Estimating the Expected Marginal Rate of Substitution: Exploiting Idiosyncratic Risk
This paper develops a simple but general methodology to estimate the expected intertemporal marginal rate of substitution or "EMRS", using only data on asset prices and returns. Our empirical strategy is general, and allows the EMRS to vary arbitrarily over time. A novel feature of our technique is that it relies upon exploiting idiosyncratic risk, since theory dictates that idiosyncratic shocks earn the EMRS. We apply our methodology to two different data sets: monthly data from 1994 through 2003, and daily data for 2003. Both data sets include assets from three different markets: the New York Stock Exchange, the NASDAQ, and the Toronto Stock Exchange. For both monthly and daily frequencies, we find plausible estimates of EMRS with considerable precision and time-series volatility. We then use these estimates to test for asset integration, both within and between stock markets.
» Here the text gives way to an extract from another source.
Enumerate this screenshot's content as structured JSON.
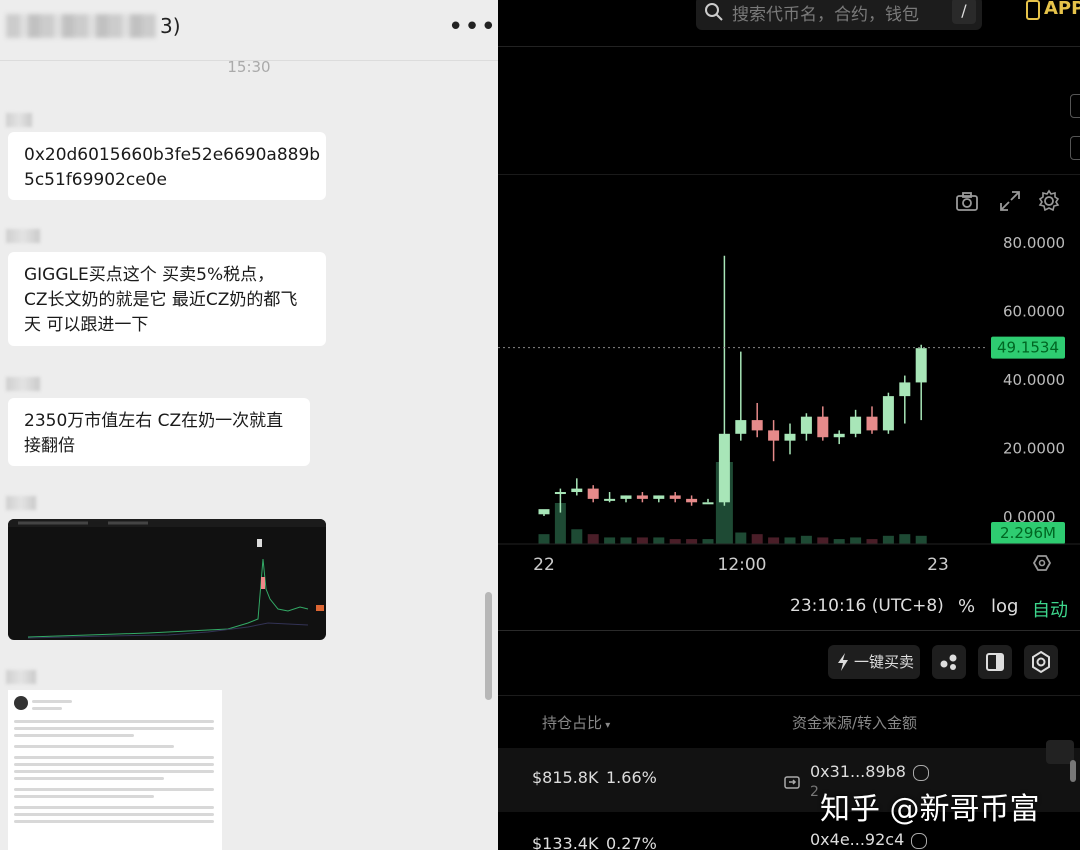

We find that all three markets seem to be internally integrated in the sense that different assets traded on a given market share the same EMRS. The technique is also powerful enough to reject integration between the three stock markets, and between stock and money markets.
Published: Flood, Robert and Andrew Rose. “Estimating the Expected Marginal Rate of Substitution: A Systematic Exploitation of Idiosyncratic Risk.” Journal of Monetary Economics 2005.